• [Stored items from a collection]:

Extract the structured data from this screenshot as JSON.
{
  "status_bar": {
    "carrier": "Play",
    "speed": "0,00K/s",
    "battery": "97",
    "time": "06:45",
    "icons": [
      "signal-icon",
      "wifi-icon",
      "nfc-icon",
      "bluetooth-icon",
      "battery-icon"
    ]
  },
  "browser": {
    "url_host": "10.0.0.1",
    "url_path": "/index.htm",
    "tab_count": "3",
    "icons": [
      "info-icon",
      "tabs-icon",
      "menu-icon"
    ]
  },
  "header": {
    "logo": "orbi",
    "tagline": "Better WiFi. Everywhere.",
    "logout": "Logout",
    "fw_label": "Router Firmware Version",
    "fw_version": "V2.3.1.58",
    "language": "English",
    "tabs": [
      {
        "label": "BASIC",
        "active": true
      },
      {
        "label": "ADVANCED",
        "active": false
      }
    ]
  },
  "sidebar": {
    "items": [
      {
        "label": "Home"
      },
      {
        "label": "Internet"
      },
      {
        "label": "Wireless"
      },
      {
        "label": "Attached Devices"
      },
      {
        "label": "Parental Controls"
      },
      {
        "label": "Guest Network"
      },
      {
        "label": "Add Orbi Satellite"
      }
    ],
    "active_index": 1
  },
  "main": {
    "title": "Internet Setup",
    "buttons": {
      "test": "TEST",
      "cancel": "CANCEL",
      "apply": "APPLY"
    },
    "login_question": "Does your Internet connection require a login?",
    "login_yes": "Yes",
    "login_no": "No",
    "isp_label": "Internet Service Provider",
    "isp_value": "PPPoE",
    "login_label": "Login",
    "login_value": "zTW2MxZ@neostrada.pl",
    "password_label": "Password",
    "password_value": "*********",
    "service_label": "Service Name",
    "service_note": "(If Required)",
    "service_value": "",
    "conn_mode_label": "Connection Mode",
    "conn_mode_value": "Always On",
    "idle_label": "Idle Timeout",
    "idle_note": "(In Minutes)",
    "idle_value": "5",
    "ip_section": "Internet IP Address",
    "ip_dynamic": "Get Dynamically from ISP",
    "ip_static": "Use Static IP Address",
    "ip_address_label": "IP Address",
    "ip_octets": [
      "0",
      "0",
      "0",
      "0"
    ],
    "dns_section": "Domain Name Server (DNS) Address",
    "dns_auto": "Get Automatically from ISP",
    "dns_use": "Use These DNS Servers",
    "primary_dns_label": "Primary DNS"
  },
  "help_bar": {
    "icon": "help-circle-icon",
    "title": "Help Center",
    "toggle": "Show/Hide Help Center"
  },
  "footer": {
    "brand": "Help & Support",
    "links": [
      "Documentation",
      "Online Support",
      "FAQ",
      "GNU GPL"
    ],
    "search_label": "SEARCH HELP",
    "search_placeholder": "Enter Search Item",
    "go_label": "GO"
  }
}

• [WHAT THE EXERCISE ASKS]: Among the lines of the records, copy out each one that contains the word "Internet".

• [TASK RESPONSE]:
        "label": "Internet"
    "title": "Internet Setup",
    "login_question": "Does your Internet connection require a login?",
    "isp_label": "Internet Service Provider",
    "ip_section": "Internet IP Address",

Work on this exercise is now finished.